Submitted by Courtney on June 7th, 2011 — 01:56pm

CD reviews: 'Mirth and Melancholy' shows more about Marsalis' abilities

Publication: Pittsburgh Tribune
Date: June 5, 2011
Author: Bob Karlovits

Branford Marsalis is clearly the most engaging member of his musically wealthy family. Whether on his collection of classics “Romances for Saxophone,” as a guest with Sting or on this duet album, “Songs of Mirth and Melancholy,” Marsalis always is finding new truths about his instrument. This disc with pianist Joey Calderazzo is a collection of seven originals from one or the other, one piece by Wayne Shorter and one by Johannes Brahms. The are played in a virtuosic way with respect to the music and to each other. The album has variety that ranges from a uptempo “One Way” by Calderazzo to his classically flavored “Hope” and Marsalis’ “The Bard Lachrymose,” which has the same formal nature. This is one not to pass up. It is available Tuesday.

Submitted by Courtney on June 6th, 2011 — 01:36pm

Songs of Mirth and Melancholy Review

Publication: All Music
Date: June 5, 2011
Author: Thom Jurek

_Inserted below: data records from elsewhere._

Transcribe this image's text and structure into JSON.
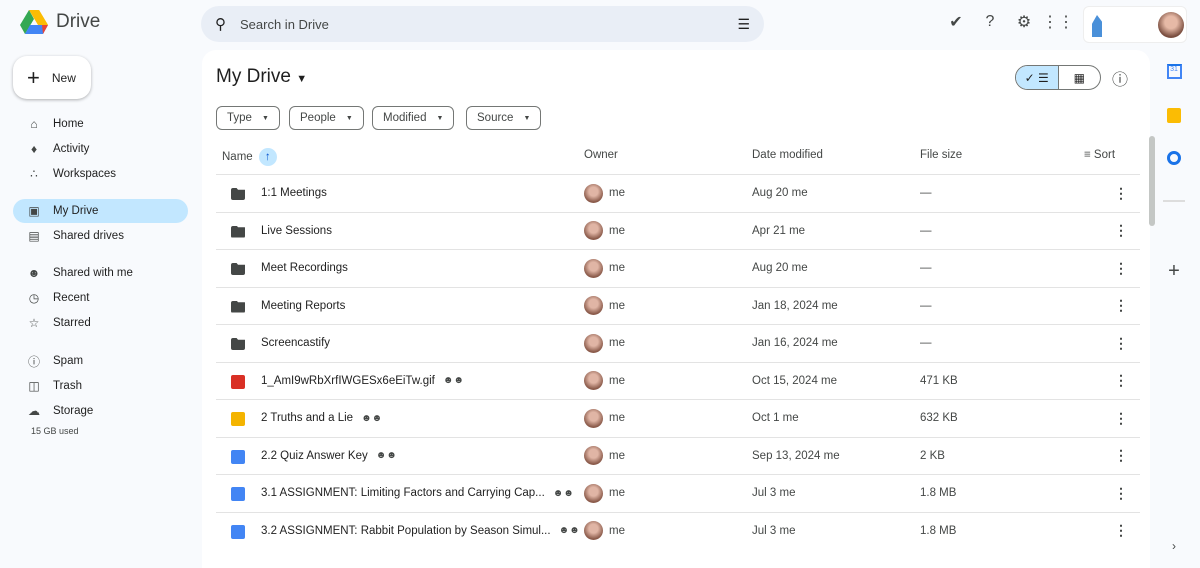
{
  "app": {
    "name": "Drive"
  },
  "search": {
    "placeholder": "Search in Drive"
  },
  "top_icons": [
    "ready-for-offline-icon",
    "help-icon",
    "settings-icon",
    "apps-icon"
  ],
  "new_label": "New",
  "sidebar": {
    "items": [
      {
        "label": "Home",
        "icon": "home-icon"
      },
      {
        "label": "Activity",
        "icon": "bell-icon"
      },
      {
        "label": "Workspaces",
        "icon": "workspaces-icon"
      },
      {
        "label": "My Drive",
        "icon": "my-drive-icon",
        "active": true
      },
      {
        "label": "Shared drives",
        "icon": "shared-drives-icon"
      },
      {
        "label": "Shared with me",
        "icon": "people-icon"
      },
      {
        "label": "Recent",
        "icon": "clock-icon"
      },
      {
        "label": "Starred",
        "icon": "star-icon"
      },
      {
        "label": "Spam",
        "icon": "spam-icon"
      },
      {
        "label": "Trash",
        "icon": "trash-icon"
      },
      {
        "label": "Storage",
        "icon": "cloud-icon"
      }
    ],
    "storage_used": "15 GB used"
  },
  "main": {
    "title": "My Drive",
    "filters": [
      "Type",
      "People",
      "Modified",
      "Source"
    ],
    "columns": {
      "name": "Name",
      "owner": "Owner",
      "date": "Date modified",
      "size": "File size",
      "sort": "Sort"
    },
    "rows": [
      {
        "name": "1:1 Meetings",
        "type": "shared-folder",
        "owner": "me",
        "date": "Aug 20 me",
        "size": "—"
      },
      {
        "name": "Live Sessions",
        "type": "shared-folder",
        "owner": "me",
        "date": "Apr 21 me",
        "size": "—"
      },
      {
        "name": "Meet Recordings",
        "type": "folder",
        "owner": "me",
        "date": "Aug 20 me",
        "size": "—"
      },
      {
        "name": "Meeting Reports",
        "type": "shared-folder",
        "owner": "me",
        "date": "Jan 18, 2024 me",
        "size": "—"
      },
      {
        "name": "Screencastify",
        "type": "shared-folder",
        "owner": "me",
        "date": "Jan 16, 2024 me",
        "size": "—"
      },
      {
        "name": "1_AmI9wRbXrfIWGESx6eEiTw.gif",
        "type": "image",
        "shared": true,
        "owner": "me",
        "date": "Oct 15, 2024 me",
        "size": "471 KB"
      },
      {
        "name": "2 Truths and a Lie",
        "type": "slides",
        "shared": true,
        "owner": "me",
        "date": "Oct 1 me",
        "size": "632 KB"
      },
      {
        "name": "2.2 Quiz Answer Key",
        "type": "doc",
        "shared": true,
        "owner": "me",
        "date": "Sep 13, 2024 me",
        "size": "2 KB"
      },
      {
        "name": "3.1 ASSIGNMENT: Limiting Factors and Carrying Cap...",
        "type": "doc",
        "shared": true,
        "owner": "me",
        "date": "Jul 3 me",
        "size": "1.8 MB"
      },
      {
        "name": "3.2 ASSIGNMENT: Rabbit Population by Season Simul...",
        "type": "doc",
        "shared": true,
        "owner": "me",
        "date": "Jul 3 me",
        "size": "1.8 MB"
      }
    ]
  },
  "colors": {
    "accent": "#c2e7ff",
    "folder": "#444746",
    "image": "#d93025",
    "slides": "#f4b400",
    "doc": "#4285f4"
  }
}
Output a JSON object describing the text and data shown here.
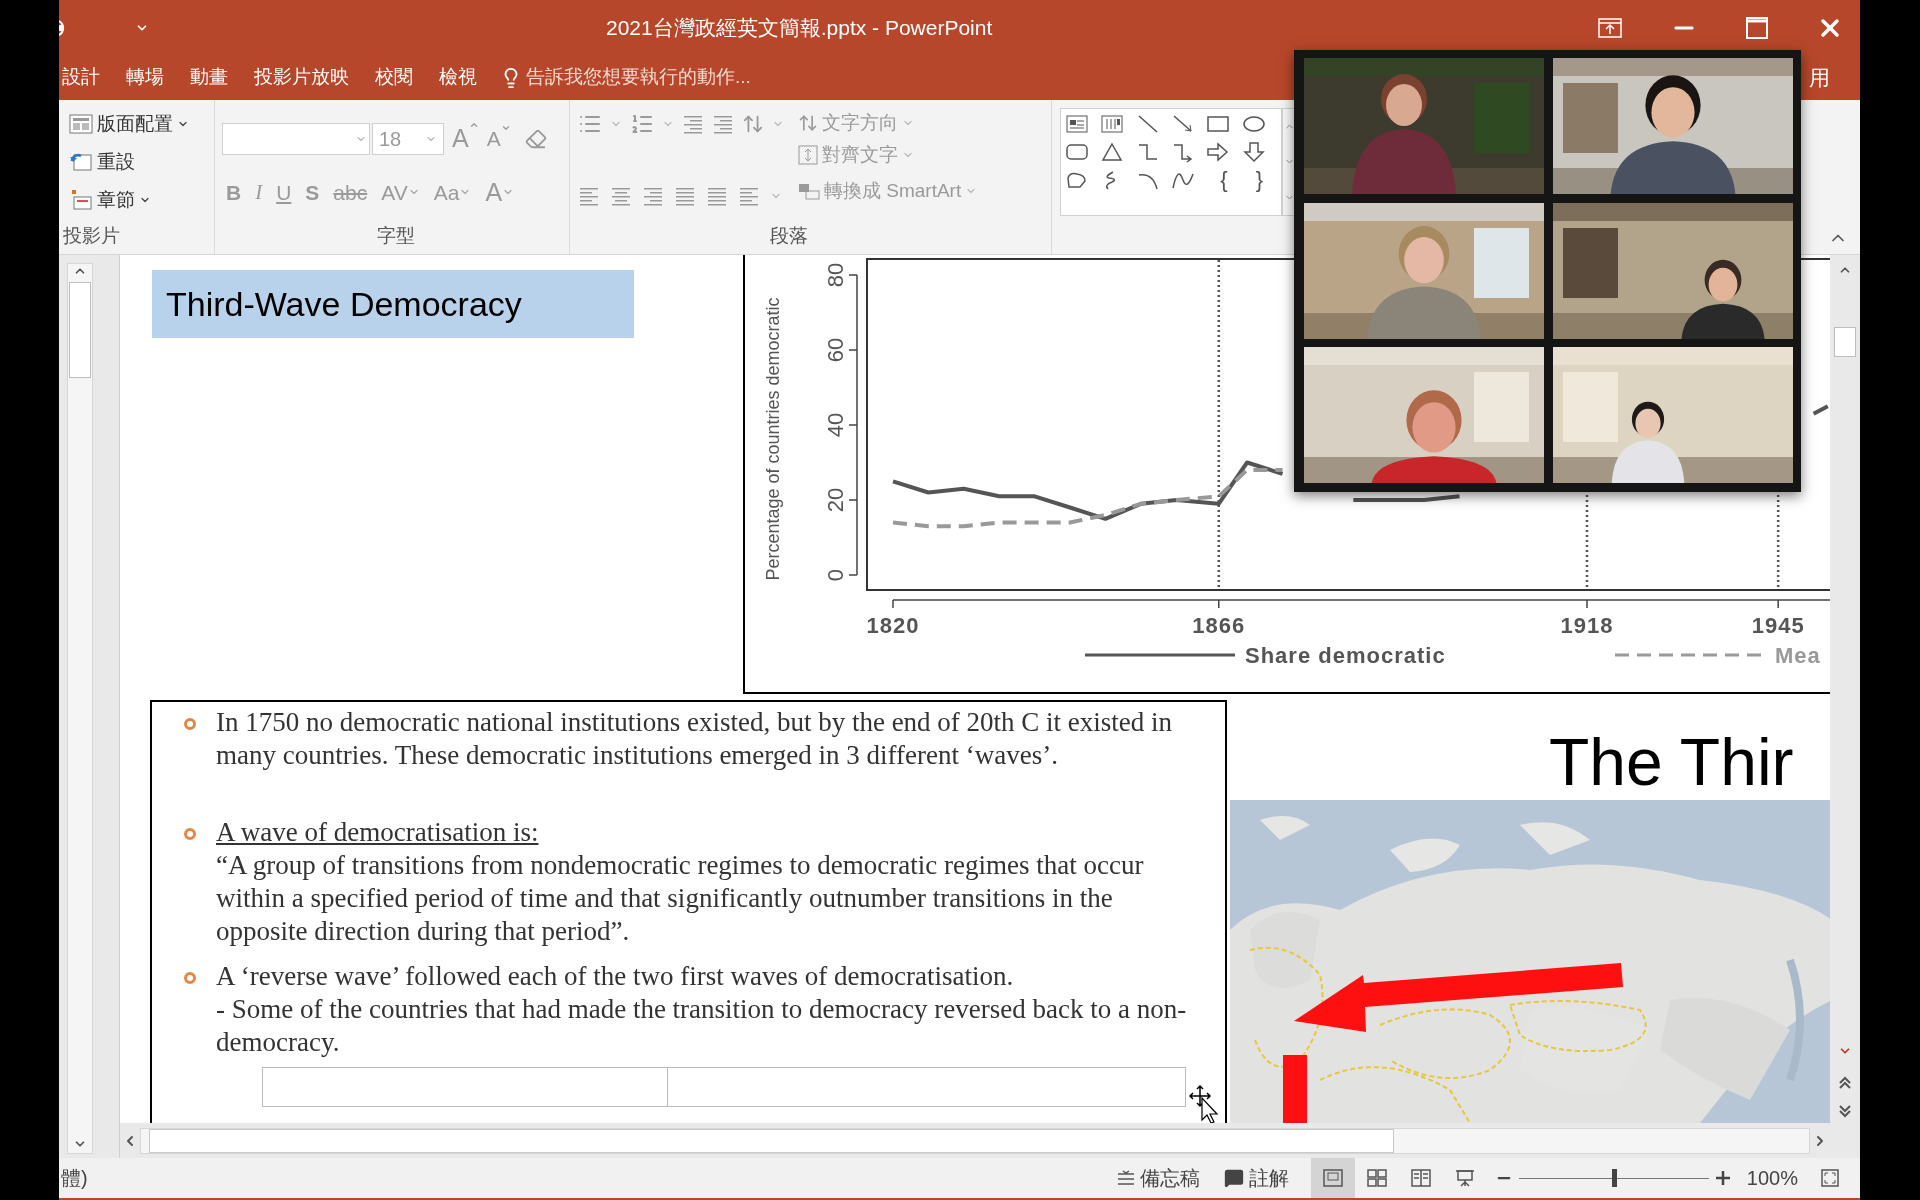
{
  "window": {
    "title": "2021台灣政經英文簡報.pptx - PowerPoint"
  },
  "tabs": [
    {
      "label": "設計",
      "selected": false
    },
    {
      "label": "轉場",
      "selected": false
    },
    {
      "label": "動畫",
      "selected": false
    },
    {
      "label": "投影片放映",
      "selected": false
    },
    {
      "label": "校閱",
      "selected": false
    },
    {
      "label": "檢視",
      "selected": false
    }
  ],
  "tell_me": {
    "placeholder": "告訴我您想要執行的動作..."
  },
  "share_label": "用",
  "ribbon": {
    "slides_group": {
      "label": "投影片",
      "buttons": [
        {
          "label": "版面配置",
          "dropdown": true
        },
        {
          "label": "重設",
          "dropdown": false
        },
        {
          "label": "章節",
          "dropdown": true
        }
      ]
    },
    "font_group": {
      "label": "字型",
      "disabled": true,
      "font_size": "18",
      "grow_shrink": [
        "A",
        "A"
      ],
      "format_buttons": [
        {
          "label": "B",
          "dropdown": false
        },
        {
          "label": "I",
          "dropdown": false
        },
        {
          "label": "U",
          "dropdown": false
        },
        {
          "label": "S",
          "dropdown": false
        },
        {
          "label": "abc",
          "dropdown": false
        },
        {
          "label": "AV",
          "dropdown": true
        },
        {
          "label": "Aa",
          "dropdown": true
        },
        {
          "label": "A",
          "dropdown": true
        }
      ]
    },
    "paragraph_group": {
      "label": "段落",
      "disabled": true,
      "text_direction": "文字方向",
      "align_text": "對齊文字",
      "smartart": "轉換成 SmartArt"
    },
    "drawing_group": {
      "braces": [
        "{",
        "}"
      ]
    }
  },
  "slide": {
    "title_box": "Third-Wave Democracy",
    "chart": {
      "chart_data": {
        "type": "line",
        "ylabel": "Percentage of countries democratic",
        "x": [
          1820,
          1825,
          1830,
          1835,
          1840,
          1845,
          1850,
          1855,
          1860,
          1866,
          1870,
          1875,
          1880,
          1885,
          1890,
          1895,
          1900,
          1950,
          1952
        ],
        "series": [
          {
            "name": "Share democratic",
            "line_style": "solid",
            "color": "#555555",
            "values": [
              25,
              22,
              23,
              21,
              21,
              18,
              15,
              19,
              20,
              19,
              30,
              27,
              null,
              20,
              20,
              20,
              21,
              43,
              45
            ]
          },
          {
            "name": "Mea",
            "line_style": "dashed",
            "color": "#999999",
            "values": [
              14,
              13,
              13,
              14,
              14,
              14,
              16,
              19,
              20,
              21,
              28,
              28,
              null,
              null,
              null,
              null,
              null,
              null,
              null
            ]
          }
        ],
        "xlim": [
          1820,
          1955
        ],
        "grid": true,
        "xticks": [
          1820,
          1866,
          1918,
          1945
        ],
        "yticks": [
          0,
          20,
          40,
          60,
          80
        ],
        "ylim": [
          0,
          80
        ]
      }
    },
    "text_box": {
      "bullets": [
        {
          "paragraphs": [
            "In 1750 no democratic national institutions existed, but by the end of 20th C it existed in many countries. These democratic institutions emerged in 3 different ‘waves’."
          ]
        },
        {
          "heading": "A wave of democratisation is:",
          "paragraphs": [
            "“A group of transitions from nondemocratic regimes to democratic regimes that occur within a specified period of time and that significantly outnumber transitions in the opposite direction during that period”."
          ]
        },
        {
          "paragraphs": [
            "A ‘reverse wave’ followed each of the two first waves of democratisation.",
            "- Some of the countries that had made the transition to democracy reversed back to a non-democracy."
          ]
        }
      ]
    },
    "map_panel": {
      "title": "The Thir"
    }
  },
  "status_bar": {
    "language": "體)",
    "notes": "備忘稿",
    "comments": "註解",
    "views": [
      {
        "selected": true
      },
      {
        "selected": false
      },
      {
        "selected": false
      },
      {
        "selected": false
      }
    ],
    "zoom": {
      "level": 0.5,
      "reading": "100%"
    }
  }
}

Given the history that saxophonist Branford Marsalis and pianist Joey Calderazzo have, the end results of Songs of Mirth and Melancholy should not be surprising, yet they are. Calderazzo replaced the late Kenny Kirkland in Marsalis’ band in 1998 and the rapport between them is seamlessly intuitive as revealed here. Cut in three days in Durham, North Carolina, the set contains compositions by both men, as well as a surprising pair of covers. As the title implies, this is a study in mood contrasts, and it begins on an up note with Calderazzo’s rollicking “One Way.” Read more »

Submitted by Courtney on June 6th, 2011 — 01:11pm

CD: Branford Marsalis and Joey Calderazzo – Songs of Mirth and Melancholy

Publication: The Arts Desk
Date: June 2, 2011
Author: Peter Quinn

It may have taken just three days to record, but this new duo recording from sax player Branford Marsalis and pianist Joey Calderazzo has 13 years of music-making behind it, dating back to when Calderazzo replaced the late, great Kenny Kirkland in the Branford Marsalis Quartet in 1998. We’ve come to expect a superabundance of imagination from both these players, but in Songs of Mirth and Melancholy Marsalis and Calderazzo seem to tap into even deeper levels of musical empathy and intuition. Read more »